Skip to content

LSUC to fight racism allegations, says no discrimination

Lawyer requests expedited hearing
|Written By Alex Robinson

The Law Society of Upper Canada has asked for the dismissal of a human rights complaint alleging that one of its security guards racially profiled a black lawyer.

Selwyn Pieters says the law society’s response to his allegation that he was racially profiled by a security guard will likely be litigated before a tribunal.
The law society recently filed a response to Toronto lawyer Selwyn Pieters’ Human Rights Tribunal complaint, which alleged a security guard discriminated against him based on race when he entered the building in July.

In its response, the law society denied the allegations of racial profiling and discrimination, saying Pieters did not experience “adverse treatment,” but if he did, it was not because of race.

“The Law Society submits that there has been no discrimination against Mr. Pieters,” the law society said in its submission.

Pieters says that the law society’s response confirms the matter will likely be litigated before a tribunal, as he has requested an expedited hearing. He adds that mediation is unlikely to be successful given the circumstances.

“He did not believe I belonged at the law society and treated me that way,” Pieters says of the security guard. “No amount of legal gymnastics can change that reality.

“That is a situation where I was discriminated against.”

Pieters has said that a security guard stopped him as he was entering the law society to give an intern a tour of the building on July 5.

He claimed that when he presented his identification card, which was expired, the security guard grabbed it and denied him access. He said the security guard treated him like an “imposter.”

Pieters, who was wearing shorts and a T-shirt at the time, then went across the hall to obtain a renewed card in order to enter.

Pieters said there were a number of white members who entered immediately before him and faced no scrutiny.

He said he was subjected to differential treatment based on race.

The LSUC, however, denied that the security guard acted in an aggressive fashion.

The law society contended that the guard moved toward Pieters, as an initial presentation of his identification was hard to verify, as the lawyer was moving.

As the guard reached him, Pieters presented his card a second time and said, “I’m a fucking lawyer,” according to the law society’s submissions.

The security guard then told him the card had expired in 2015 and that he would need to keep it, at which point Pieters went to renew the card.

The entire encounter lasted 35 seconds and the security guard followed standard procedures, according to the LSUC.

The law society claimed the only reason the security guard had stopped Pieters was to check his membership card to confirm his identity and verify the expiry date, and not because of race. When licensees cannot provide an “Approved Identification Card,” their status is verified using an electronic database, and guards are also required to keep expired cards, the LSUC said.

In a letter to Pieters, LSUC CEO Robert Lapper said he reviewed video footage of the incident and said that the people who were not checked by the security guard were law society staff members, who have identification cards that automatically open the door.

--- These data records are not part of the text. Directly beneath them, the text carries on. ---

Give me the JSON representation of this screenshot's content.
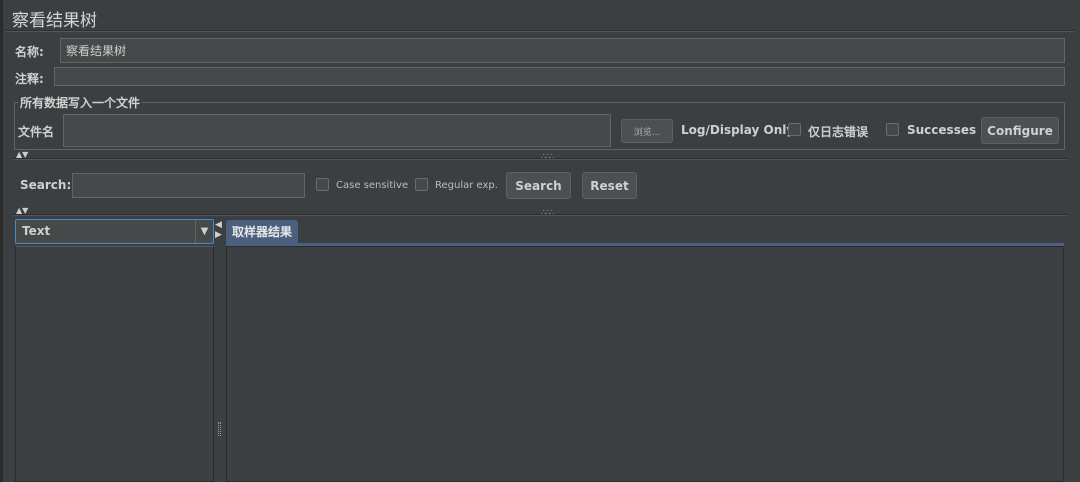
{
  "title": "察看结果树",
  "name_label": "名称:",
  "name_value": "察看结果树",
  "comment_label": "注释:",
  "comment_value": "",
  "file_group": {
    "title": "所有数据写入一个文件",
    "filename_label": "文件名",
    "filename_value": "",
    "browse_label": "浏览...",
    "log_display_label": "Log/Display Only:",
    "errors_label": "仅日志错误",
    "errors_checked": false,
    "successes_label": "Successes",
    "successes_checked": false,
    "configure_label": "Configure"
  },
  "search": {
    "label": "Search:",
    "value": "",
    "case_sensitive_label": "Case sensitive",
    "case_sensitive_checked": false,
    "regex_label": "Regular exp.",
    "regex_checked": false,
    "search_button": "Search",
    "reset_button": "Reset"
  },
  "renderer": {
    "selected": "Text"
  },
  "tabs": [
    {
      "label": "取样器结果",
      "active": true
    }
  ],
  "icons": {
    "split_arrows": "up-down-arrows-icon",
    "grip": "splitter-grip-icon",
    "dropdown": "chevron-down-icon"
  },
  "colors": {
    "background": "#3c3f41",
    "field": "#45494a",
    "tab_active": "#4b5f7e",
    "focus_border": "#4a88c7"
  }
}
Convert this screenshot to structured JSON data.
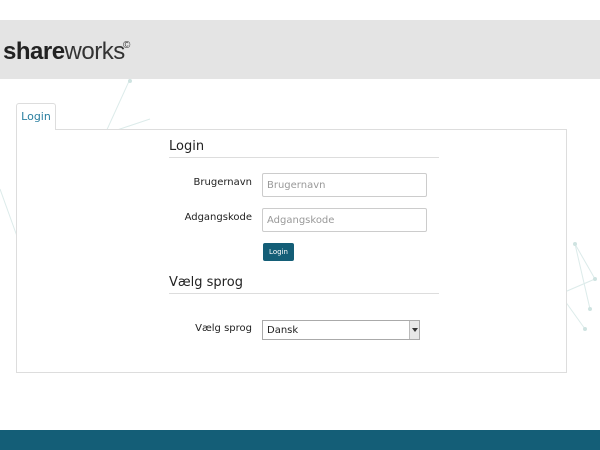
{
  "brand": {
    "logo_bold": "share",
    "logo_light": "works",
    "logo_mark": "©"
  },
  "tabs": [
    {
      "label": "Login"
    }
  ],
  "login_section": {
    "title": "Login",
    "username": {
      "label": "Brugernavn",
      "placeholder": "Brugernavn",
      "value": ""
    },
    "password": {
      "label": "Adgangskode",
      "placeholder": "Adgangskode",
      "value": ""
    },
    "submit_label": "Login"
  },
  "language_section": {
    "title": "Vælg sprog",
    "label": "Vælg sprog",
    "selected": "Dansk"
  },
  "colors": {
    "header_bg": "#e4e4e4",
    "accent": "#145e77",
    "tab_text": "#2a7fa0"
  }
}
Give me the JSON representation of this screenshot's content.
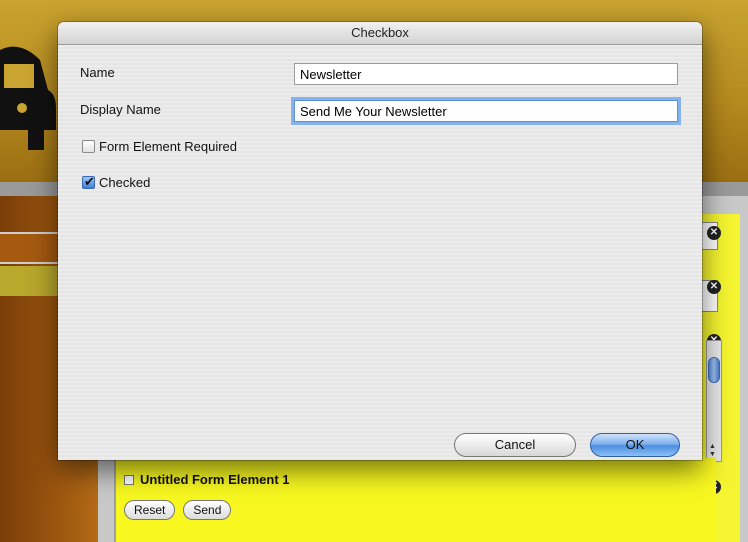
{
  "dialog": {
    "title": "Checkbox",
    "name_label": "Name",
    "name_value": "Newsletter",
    "display_name_label": "Display Name",
    "display_name_value": "Send Me Your Newsletter",
    "required_label": "Form Element Required",
    "required_checked": false,
    "checked_label": "Checked",
    "checked_checked": true,
    "cancel_label": "Cancel",
    "ok_label": "OK"
  },
  "background": {
    "form_element_label": "Untitled Form Element 1",
    "reset_label": "Reset",
    "send_label": "Send",
    "close_glyph": "✕",
    "colors": {
      "yellow": "#f8f820",
      "brown": "#9a540e",
      "gold": "#c9a430"
    }
  },
  "icons": [
    "car-icon",
    "close-icon",
    "checkmark-icon"
  ]
}
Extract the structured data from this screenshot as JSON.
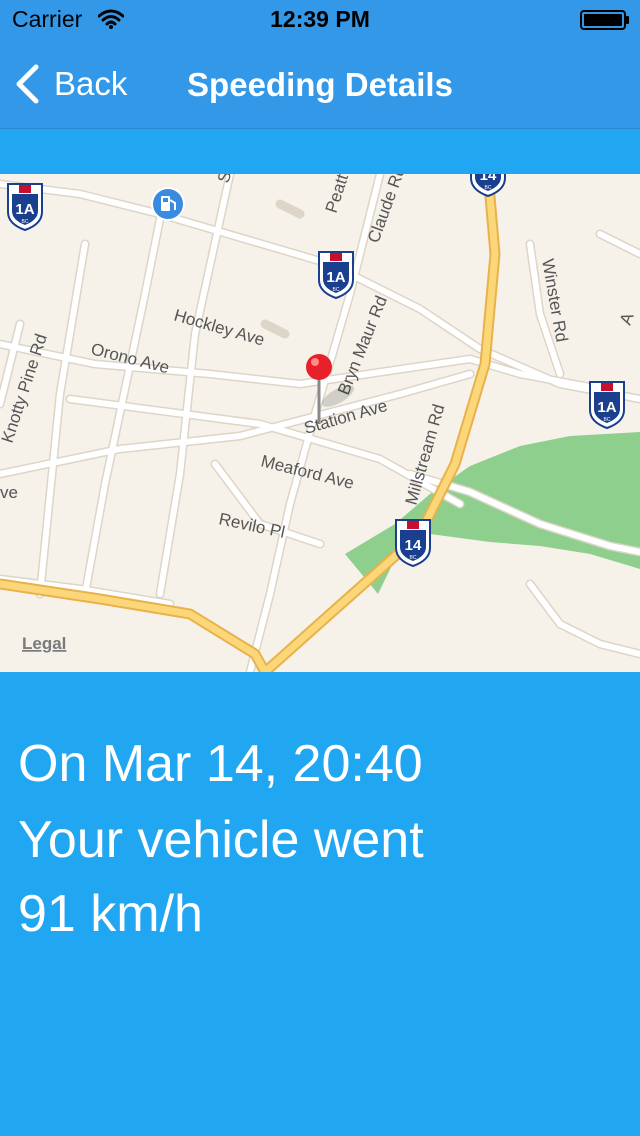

In a reply to the law society’s response, Pieters rejected the law society’s version of events and said that the security guard’s “aggressive tone and demeanour, lacked dignity, respect, fairness, integrity and equity towards” him.

“I was stereotyped by the Security Guard and he acted on those stereotypes,” he said. Pieters says that the security guard did not follow the law society’s own protocols as he did not let the lawyer provide another form of identification, nor did he consult an electronic database to confirm his identity.

Pieters said he has concerns that the incident is a symptom of a deeper cultural problem at the law society.

 “It’s become a toxic place for me,” he says.

Pieters has requested $75,000 in damages and has asked that the HRTO order the law society to provide anti-black racism training to its staff.

The law society has said it provides its staff with extensive anti-discrimination and anti-harassment training.

In an emailed statement to Law Times, LSUC spokeswoman Orli Giroux Namian said the law society takes the allegations Pieters made extremely seriously. She added that the law society met with Pieters and his intern after the incident.

“With regard to each and every allegation made by Mr. Pieters, we have concluded that all Law Society staff has at all times acted appropriately and according to existing policies,” she said.

“Now Mr. Pieters has put his allegations before the Human Rights Tribunal of Ontario and we are confident that there will be a positive resolution in this very public transparent and inclusive forum.”

cover image


Subscribers get early and easy access to Law Times.

Law Times Poll

The Law Society of Ontario is in the midst of a major overhaul of the role of paralegals in family law — and a proposal on the issue could become an imminent issue for the regulator’s newly elected benchers. Do you agree with widening the scope of family law matters that paralegals can address?